> **TRY IT**: Could you copy the records below exactly, keeping none of the images?

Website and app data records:
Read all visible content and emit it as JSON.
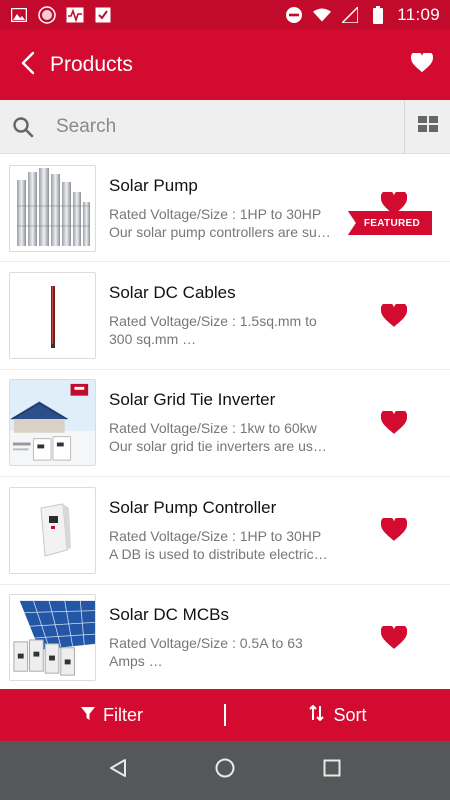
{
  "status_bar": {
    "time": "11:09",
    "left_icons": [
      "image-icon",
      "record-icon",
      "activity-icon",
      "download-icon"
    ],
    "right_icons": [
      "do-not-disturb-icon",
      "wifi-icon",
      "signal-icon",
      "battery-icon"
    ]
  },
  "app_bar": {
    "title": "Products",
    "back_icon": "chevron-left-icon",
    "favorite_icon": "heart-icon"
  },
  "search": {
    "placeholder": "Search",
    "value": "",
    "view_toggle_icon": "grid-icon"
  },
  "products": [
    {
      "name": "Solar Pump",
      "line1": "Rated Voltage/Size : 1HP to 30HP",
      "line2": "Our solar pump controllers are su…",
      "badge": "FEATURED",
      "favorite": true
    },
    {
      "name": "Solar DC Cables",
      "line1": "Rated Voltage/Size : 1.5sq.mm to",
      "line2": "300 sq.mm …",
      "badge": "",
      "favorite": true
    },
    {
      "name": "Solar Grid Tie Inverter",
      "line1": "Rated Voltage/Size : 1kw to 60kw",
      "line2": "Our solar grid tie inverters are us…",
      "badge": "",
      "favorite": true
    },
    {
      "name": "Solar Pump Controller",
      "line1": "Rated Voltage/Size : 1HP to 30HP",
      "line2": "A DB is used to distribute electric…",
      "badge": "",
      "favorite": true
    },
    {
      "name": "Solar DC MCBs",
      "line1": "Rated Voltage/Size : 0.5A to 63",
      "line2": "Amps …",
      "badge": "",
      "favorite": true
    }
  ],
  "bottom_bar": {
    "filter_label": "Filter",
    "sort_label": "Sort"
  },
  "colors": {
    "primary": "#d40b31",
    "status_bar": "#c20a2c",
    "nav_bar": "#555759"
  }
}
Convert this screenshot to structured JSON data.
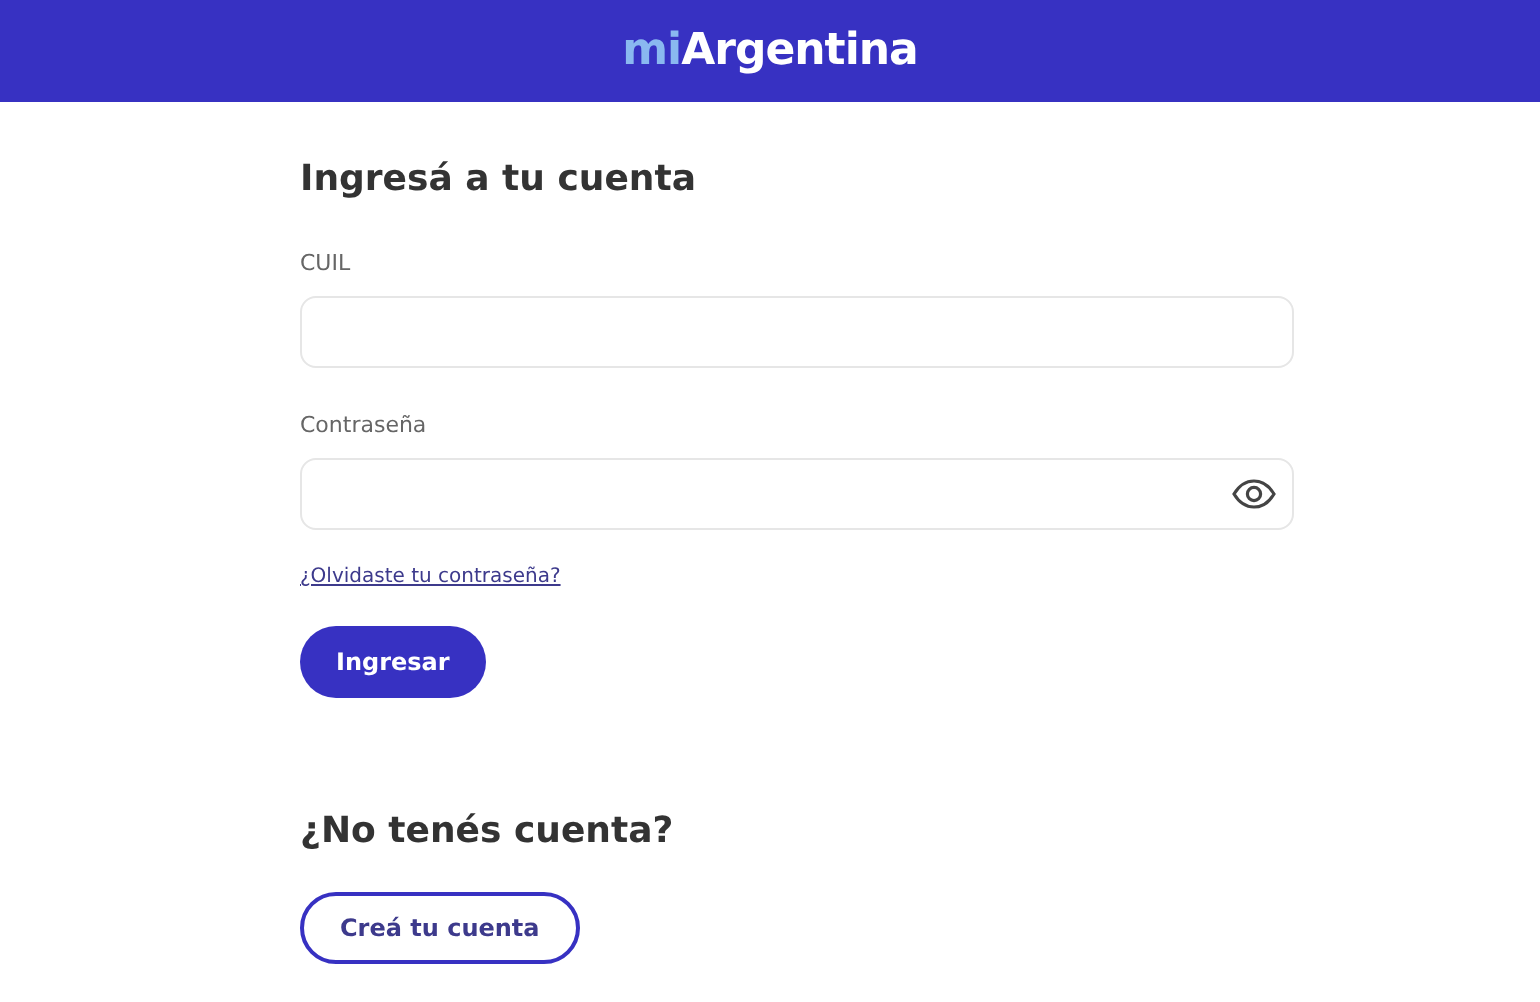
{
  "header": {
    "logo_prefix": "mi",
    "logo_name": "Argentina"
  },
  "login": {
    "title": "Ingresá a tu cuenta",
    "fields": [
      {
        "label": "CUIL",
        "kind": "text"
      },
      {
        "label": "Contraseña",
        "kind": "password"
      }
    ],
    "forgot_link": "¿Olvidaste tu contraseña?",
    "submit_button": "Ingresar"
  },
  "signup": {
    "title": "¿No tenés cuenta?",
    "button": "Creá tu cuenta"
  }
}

> **RESPONSE**:
Read all visible content and emit it as JSON.
{
  "status_bar": {
    "time": "11:09",
    "left_icons": [
      "image-icon",
      "record-icon",
      "activity-icon",
      "download-icon"
    ],
    "right_icons": [
      "do-not-disturb-icon",
      "wifi-icon",
      "signal-icon",
      "battery-icon"
    ]
  },
  "app_bar": {
    "title": "Products",
    "back_icon": "chevron-left-icon",
    "favorite_icon": "heart-icon"
  },
  "search": {
    "placeholder": "Search",
    "value": "",
    "view_toggle_icon": "grid-icon"
  },
  "products": [
    {
      "name": "Solar Pump",
      "line1": "Rated Voltage/Size : 1HP to 30HP",
      "line2": "Our solar pump controllers are su…",
      "badge": "FEATURED",
      "favorite": true
    },
    {
      "name": "Solar DC Cables",
      "line1": "Rated Voltage/Size : 1.5sq.mm to",
      "line2": "300 sq.mm …",
      "badge": "",
      "favorite": true
    },
    {
      "name": "Solar Grid Tie Inverter",
      "line1": "Rated Voltage/Size : 1kw to 60kw",
      "line2": "Our solar grid tie inverters are us…",
      "badge": "",
      "favorite": true
    },
    {
      "name": "Solar Pump Controller",
      "line1": "Rated Voltage/Size : 1HP to 30HP",
      "line2": "A DB is used to distribute electric…",
      "badge": "",
      "favorite": true
    },
    {
      "name": "Solar DC MCBs",
      "line1": "Rated Voltage/Size : 0.5A to 63",
      "line2": "Amps …",
      "badge": "",
      "favorite": true
    }
  ],
  "bottom_bar": {
    "filter_label": "Filter",
    "sort_label": "Sort"
  },
  "colors": {
    "primary": "#d40b31",
    "status_bar": "#c20a2c",
    "nav_bar": "#555759"
  }
}
Convert this screenshot to structured JSON data.
{
  "header": {
    "logo_prefix": "mi",
    "logo_name": "Argentina"
  },
  "login": {
    "title": "Ingresá a tu cuenta",
    "fields": [
      {
        "label": "CUIL",
        "kind": "text"
      },
      {
        "label": "Contraseña",
        "kind": "password"
      }
    ],
    "forgot_link": "¿Olvidaste tu contraseña?",
    "submit_button": "Ingresar"
  },
  "signup": {
    "title": "¿No tenés cuenta?",
    "button": "Creá tu cuenta"
  }
}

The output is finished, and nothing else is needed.